There's no denying that the decline in Jamaica's ranking in the 2011 Global Competitiveness Report (GCR) has given pause to consider the negative global perception of Jamaica and the potential impact on business and investor confidence.
Notwithstanding, investor interest in Jamaica remains robust, a fact more recently borne out by the overwhelming response of prospective Chinese investors to opportunities in Jamaica at the just concluded China-Caribbean Economic Forum in Port of Spain, and the significant visit of the chairman and president of the China EXIM Bank to the island.
The GCR is one of several annual reports released by multilateral organisations that seek to rank countries based on predetermined criteria.
The report is primarily perception driven, with the majority of the data points in the report emerging from the globally administered executive opinion survey. Jamaica's 2011 ranking is therefore in large part, a function of the perceptions of the 54 Jamaican business executives that participated in the survey.
It places emphasis on comparative analysis and not on individual country improvements. It therefore does not recognise areas of significant improvements, which are being achieved by Jamaica.
The Government is committed to reversing negative perceptions of Jamaica as a business-friendly destination by exacting real and lasting impact on the national business environment in the drive for global competitiveness.
In this regard, the 2011 GCR ought not to be received as 'depressing reading', rather the document is best used as a compelling stimulant to motivate enhanced partnerships between the private and public sectors for greater levels of productivity.
The 2011 Global Competitiveness Report best serves as an inflection point, from which to plot an upward trajectory to advance Jamaica's position in the rankings. As a ministry, we will bring the required analysis and actions in partnership with the wider public service and the private sector to address the complex issues that bedevil our national productivity and global competitiveness.
This is not gainsaying. We are all familiar with the historical challenges.
Our public narrative has been replete with the analysis and the spirited discourse, both constructive and unhelpful. Yet, the acknowledged reality is that Jamaican businesses have for several decades been incentivised to shy away from risk-taking and to rely on guaranteed returns from investments in government paper.
This stands in stark contrast to an ethos, where risk-taking undertaken in a business-friendly environment where production is incentivised, and investor/business confidence is high.
We recognise that nothing can be gained by being dismissive of the findings of the GCR, rather our approach is to learn from the negatives and to capitalise on the advances we are making in growing the economy. Already, we are seeing some palpable developments. For starters:
It is getting easier to pay our taxes: there has been a reduction in the number of tax payments from 72 to 36 with more to come, as a result of the amalgamation of payroll taxes.
Reforms in customs are making life easier for our exporters: Improvements such as the Export One Stop Shop Facility is simplifying inspection and document processing at the ports.
Starting a business in Jamaica is getting easier: the plans to institute a super form to consolidate the numerous application forms and declarations into one standardised application form for business registration is well under way.
Jamaica's macroeconomic environment is the best it has been in several decades.

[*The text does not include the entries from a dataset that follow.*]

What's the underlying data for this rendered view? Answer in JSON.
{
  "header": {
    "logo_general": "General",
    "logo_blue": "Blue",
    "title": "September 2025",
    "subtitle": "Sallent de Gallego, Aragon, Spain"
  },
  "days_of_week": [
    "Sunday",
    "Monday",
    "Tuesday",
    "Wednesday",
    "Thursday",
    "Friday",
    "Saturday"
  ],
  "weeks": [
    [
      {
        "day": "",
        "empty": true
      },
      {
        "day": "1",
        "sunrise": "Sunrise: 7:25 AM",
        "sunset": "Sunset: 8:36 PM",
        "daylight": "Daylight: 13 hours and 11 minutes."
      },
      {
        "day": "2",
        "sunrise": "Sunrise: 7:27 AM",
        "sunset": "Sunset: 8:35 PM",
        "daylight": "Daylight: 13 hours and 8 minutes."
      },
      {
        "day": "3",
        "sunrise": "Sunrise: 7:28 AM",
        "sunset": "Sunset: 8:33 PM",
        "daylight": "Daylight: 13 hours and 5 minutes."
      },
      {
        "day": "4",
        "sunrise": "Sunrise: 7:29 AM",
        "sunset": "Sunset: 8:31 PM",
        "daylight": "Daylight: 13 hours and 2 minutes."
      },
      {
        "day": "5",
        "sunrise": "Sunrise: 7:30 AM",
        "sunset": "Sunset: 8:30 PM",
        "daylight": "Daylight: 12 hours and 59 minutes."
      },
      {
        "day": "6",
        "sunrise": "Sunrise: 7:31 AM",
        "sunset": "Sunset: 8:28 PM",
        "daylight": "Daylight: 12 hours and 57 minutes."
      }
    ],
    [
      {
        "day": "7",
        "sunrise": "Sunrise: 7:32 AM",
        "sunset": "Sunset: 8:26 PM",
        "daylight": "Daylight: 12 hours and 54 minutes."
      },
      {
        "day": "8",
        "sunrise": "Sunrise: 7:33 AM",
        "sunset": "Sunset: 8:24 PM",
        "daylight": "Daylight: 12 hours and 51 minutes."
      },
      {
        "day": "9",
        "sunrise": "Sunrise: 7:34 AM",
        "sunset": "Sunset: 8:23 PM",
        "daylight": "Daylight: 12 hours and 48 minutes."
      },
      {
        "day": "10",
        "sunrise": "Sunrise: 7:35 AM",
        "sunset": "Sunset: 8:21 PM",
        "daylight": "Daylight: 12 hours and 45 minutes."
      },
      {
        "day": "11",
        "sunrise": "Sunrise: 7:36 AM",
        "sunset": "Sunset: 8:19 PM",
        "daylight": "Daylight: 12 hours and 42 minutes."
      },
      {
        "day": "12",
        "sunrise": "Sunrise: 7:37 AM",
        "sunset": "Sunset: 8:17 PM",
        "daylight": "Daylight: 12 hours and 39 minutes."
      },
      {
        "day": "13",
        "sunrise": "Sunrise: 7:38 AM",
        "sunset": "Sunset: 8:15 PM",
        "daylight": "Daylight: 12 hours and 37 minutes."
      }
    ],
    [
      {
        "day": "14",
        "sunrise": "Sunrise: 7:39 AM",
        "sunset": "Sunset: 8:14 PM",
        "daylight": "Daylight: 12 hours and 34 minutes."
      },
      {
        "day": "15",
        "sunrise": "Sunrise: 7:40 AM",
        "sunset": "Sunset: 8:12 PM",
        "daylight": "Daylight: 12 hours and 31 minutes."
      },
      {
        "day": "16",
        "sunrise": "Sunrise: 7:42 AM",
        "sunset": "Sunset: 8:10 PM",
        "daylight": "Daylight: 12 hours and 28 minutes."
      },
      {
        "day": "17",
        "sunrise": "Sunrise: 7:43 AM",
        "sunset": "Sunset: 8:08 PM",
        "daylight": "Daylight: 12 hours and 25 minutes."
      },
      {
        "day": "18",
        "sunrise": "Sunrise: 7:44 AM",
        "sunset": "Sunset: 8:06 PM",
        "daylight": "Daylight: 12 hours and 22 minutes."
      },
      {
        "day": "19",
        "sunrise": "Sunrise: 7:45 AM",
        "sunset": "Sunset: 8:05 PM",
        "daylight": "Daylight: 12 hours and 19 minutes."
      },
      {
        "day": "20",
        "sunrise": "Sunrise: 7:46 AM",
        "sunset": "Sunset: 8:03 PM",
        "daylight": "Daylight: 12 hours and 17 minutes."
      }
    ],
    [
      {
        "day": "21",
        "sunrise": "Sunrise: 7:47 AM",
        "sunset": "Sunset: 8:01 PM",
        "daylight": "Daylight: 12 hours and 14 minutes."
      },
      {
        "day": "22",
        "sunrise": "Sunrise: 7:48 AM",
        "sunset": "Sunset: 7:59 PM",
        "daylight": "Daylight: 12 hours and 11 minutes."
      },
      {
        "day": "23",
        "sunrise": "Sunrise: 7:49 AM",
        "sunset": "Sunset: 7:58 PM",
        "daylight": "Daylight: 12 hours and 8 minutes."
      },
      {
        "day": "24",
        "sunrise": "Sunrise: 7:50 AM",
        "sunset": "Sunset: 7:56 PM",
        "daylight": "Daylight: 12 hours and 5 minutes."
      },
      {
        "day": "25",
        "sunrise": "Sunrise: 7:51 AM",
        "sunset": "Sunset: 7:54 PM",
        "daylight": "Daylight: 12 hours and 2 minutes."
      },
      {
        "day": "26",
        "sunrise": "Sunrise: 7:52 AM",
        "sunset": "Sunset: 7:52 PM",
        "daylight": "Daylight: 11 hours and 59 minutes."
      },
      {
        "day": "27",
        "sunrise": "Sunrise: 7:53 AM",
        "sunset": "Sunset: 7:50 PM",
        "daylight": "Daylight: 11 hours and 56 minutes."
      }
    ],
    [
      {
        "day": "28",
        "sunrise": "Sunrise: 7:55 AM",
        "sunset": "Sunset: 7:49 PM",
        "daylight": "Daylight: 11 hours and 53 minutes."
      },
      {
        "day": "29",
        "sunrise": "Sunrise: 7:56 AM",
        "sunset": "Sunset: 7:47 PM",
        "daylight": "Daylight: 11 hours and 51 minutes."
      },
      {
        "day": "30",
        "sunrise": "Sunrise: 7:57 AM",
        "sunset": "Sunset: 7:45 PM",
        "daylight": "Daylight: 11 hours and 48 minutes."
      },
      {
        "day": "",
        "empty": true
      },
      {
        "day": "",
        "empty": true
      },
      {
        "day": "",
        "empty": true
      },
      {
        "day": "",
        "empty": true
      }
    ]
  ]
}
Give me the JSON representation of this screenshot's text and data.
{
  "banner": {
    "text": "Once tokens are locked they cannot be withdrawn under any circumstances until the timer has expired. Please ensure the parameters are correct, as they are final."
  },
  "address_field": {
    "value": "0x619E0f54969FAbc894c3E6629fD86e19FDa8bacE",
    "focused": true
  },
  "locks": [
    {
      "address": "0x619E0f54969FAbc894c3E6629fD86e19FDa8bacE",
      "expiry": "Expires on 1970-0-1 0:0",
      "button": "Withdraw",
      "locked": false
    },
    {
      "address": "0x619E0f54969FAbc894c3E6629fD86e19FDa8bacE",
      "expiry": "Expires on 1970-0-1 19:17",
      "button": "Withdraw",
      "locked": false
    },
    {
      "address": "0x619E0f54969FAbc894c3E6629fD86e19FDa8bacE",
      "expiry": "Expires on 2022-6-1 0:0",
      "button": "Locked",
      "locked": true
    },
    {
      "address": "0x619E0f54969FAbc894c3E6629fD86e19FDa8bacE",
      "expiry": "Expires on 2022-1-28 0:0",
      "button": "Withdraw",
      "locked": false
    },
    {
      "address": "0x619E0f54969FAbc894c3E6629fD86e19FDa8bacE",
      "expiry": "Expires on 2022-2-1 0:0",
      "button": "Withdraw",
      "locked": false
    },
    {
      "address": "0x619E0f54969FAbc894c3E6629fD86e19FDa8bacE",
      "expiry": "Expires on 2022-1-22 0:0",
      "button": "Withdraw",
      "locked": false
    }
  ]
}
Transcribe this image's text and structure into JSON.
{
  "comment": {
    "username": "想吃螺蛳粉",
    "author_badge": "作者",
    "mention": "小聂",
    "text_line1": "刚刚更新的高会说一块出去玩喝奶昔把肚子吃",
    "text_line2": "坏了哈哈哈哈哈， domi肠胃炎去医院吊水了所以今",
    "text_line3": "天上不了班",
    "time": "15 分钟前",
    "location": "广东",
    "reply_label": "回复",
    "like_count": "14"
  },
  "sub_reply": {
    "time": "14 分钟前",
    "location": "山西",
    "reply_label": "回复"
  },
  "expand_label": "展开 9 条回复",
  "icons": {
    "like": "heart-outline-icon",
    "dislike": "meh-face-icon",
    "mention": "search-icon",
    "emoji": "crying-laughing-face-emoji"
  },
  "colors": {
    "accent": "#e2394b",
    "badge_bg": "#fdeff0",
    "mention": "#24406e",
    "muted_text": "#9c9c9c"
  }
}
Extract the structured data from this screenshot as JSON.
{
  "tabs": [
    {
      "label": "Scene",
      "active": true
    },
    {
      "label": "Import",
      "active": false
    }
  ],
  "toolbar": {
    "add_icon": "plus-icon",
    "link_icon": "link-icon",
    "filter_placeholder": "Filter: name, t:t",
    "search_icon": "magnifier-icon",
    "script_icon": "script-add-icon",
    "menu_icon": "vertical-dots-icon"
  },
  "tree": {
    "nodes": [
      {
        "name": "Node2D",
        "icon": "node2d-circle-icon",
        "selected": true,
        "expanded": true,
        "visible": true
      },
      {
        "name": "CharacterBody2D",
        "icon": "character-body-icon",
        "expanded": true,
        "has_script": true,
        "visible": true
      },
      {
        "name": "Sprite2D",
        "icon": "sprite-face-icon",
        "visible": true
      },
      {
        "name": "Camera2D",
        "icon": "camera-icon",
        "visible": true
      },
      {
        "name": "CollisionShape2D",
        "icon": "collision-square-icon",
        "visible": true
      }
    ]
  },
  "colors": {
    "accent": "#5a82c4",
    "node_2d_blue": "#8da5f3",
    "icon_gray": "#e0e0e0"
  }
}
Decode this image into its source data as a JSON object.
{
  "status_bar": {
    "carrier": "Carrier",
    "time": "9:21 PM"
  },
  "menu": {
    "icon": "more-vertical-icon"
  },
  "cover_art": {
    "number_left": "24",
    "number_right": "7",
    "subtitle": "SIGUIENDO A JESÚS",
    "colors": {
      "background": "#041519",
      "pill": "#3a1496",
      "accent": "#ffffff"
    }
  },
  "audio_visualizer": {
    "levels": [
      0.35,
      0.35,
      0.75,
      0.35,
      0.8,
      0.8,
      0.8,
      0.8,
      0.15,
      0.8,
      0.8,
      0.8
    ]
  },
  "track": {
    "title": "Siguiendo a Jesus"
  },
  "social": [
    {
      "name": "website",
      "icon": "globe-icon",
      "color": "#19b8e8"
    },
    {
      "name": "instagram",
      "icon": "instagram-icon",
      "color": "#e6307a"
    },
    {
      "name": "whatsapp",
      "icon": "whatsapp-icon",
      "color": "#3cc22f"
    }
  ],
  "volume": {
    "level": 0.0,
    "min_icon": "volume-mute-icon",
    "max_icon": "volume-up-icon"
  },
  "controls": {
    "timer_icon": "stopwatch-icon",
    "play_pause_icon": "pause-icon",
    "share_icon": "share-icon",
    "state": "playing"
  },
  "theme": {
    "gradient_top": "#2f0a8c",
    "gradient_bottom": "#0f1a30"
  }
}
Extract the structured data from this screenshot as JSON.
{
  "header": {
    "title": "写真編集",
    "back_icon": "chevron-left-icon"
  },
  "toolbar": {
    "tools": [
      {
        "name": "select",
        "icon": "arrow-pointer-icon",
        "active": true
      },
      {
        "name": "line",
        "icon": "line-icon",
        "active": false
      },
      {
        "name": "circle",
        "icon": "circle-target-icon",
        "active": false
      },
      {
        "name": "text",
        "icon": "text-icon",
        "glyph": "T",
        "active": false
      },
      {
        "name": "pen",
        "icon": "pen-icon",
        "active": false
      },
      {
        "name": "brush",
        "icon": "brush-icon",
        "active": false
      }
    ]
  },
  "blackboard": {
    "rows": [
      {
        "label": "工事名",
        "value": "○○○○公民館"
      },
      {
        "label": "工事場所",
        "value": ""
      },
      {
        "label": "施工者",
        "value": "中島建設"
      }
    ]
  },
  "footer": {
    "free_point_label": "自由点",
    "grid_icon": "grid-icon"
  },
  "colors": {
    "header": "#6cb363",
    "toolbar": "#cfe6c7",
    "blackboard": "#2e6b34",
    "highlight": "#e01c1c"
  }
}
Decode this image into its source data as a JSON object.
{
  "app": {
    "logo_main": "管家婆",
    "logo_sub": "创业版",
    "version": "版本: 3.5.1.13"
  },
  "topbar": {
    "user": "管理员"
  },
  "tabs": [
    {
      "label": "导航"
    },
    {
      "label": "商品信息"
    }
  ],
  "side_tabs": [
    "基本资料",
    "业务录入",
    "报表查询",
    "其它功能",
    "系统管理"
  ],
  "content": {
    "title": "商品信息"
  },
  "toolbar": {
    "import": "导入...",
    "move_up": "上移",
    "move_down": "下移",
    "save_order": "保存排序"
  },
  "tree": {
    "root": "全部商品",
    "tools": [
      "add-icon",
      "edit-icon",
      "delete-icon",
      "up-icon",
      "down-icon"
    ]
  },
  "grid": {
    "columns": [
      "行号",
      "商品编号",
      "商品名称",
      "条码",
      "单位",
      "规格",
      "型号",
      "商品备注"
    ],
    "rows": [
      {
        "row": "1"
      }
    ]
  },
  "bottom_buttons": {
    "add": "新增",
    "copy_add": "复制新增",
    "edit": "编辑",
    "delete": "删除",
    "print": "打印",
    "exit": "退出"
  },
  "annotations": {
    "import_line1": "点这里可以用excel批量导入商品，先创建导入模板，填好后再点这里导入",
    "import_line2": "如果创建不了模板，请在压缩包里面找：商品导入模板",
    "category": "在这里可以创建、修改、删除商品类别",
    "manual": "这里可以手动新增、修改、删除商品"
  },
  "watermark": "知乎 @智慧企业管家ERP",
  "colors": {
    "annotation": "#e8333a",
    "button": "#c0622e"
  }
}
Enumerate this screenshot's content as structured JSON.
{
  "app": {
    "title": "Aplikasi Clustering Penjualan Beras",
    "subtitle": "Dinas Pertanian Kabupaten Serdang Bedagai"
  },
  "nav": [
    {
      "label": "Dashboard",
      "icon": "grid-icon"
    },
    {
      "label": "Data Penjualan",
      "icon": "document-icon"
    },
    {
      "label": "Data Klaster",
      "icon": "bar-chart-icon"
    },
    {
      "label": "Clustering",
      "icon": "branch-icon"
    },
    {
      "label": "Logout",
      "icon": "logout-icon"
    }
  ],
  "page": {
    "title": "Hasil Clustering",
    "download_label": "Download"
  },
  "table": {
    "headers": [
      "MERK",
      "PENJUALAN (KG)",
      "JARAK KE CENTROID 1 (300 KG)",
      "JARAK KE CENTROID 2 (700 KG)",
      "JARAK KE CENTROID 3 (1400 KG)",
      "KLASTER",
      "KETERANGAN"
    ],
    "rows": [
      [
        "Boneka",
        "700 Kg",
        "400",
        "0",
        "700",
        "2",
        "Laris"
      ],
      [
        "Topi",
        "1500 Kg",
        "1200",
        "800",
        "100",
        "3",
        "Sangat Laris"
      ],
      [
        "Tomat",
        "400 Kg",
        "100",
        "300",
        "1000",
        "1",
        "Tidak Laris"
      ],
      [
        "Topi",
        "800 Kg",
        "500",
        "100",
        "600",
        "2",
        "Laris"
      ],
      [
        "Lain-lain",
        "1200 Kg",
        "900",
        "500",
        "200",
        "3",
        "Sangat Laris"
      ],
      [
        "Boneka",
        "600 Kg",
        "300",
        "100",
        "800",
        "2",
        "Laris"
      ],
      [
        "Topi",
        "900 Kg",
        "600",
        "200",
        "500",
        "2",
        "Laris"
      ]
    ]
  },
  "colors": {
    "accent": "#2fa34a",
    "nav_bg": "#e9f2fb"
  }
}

The Jamaican economy grew by 1.5 per cent for the April to June 2011 period, the second consecutive quarter of growth, while inflationary pressures have largely been kept in check.
Interest rates which served as a significant disincentive for production and investment are currently at their lowest levels since the mid-1970s.
Homeowners are now enjoying single-digit mortgage rates.
And crime has declined nearly 40 per cent between January and June 2011 over the similar period last year.
In the face of these positive developments, the Global Compe-titiveness Report 2011 is in effect a perception survey; nonetheless, we recognise that perceptions oftentimes frame and inform reality.
The clear mission is to close the global perception gap with the substance of increased local direct investments.
It is said that one of the first indicators checked by the discerning foreign investor when considering investment in a country is the level of economic activity by local investors. It is with this in mind that Jampro and other facilitation agencies in the ministry have been charged to bring renewed focus on local investments and to encourage and support existing investors to expand, reinvest and increase employment.
This is but one of a number of strategies that it is already in train to challenge and change negative perceptions of our competitiveness and our will as a country to be globally competitive.
Investor confidence cannot be built overnight. Systemic bureaucratic red tape isn't defeated in a day. Global competitiveness, perceived or practically achieved, is a moving target. The one constant is the excellence that resides within the Jamaican productive sector and a dynamic business support network.
The Government's role in this regard is to unlock and cultivate this excellence as expressed in high levels of investments, foreign and domestic, resulting in strong business linkages, robust economic activity, high levels of production and a thriving export trade. Partnership will be the master key to ignite the flame of our collective will for our success.
Our future is in our hands. Our best days are ahead of us.
Dr Christopher Tufton is minister of industry, investment and commerce. Send feedback to: firstname.lastname@example.org.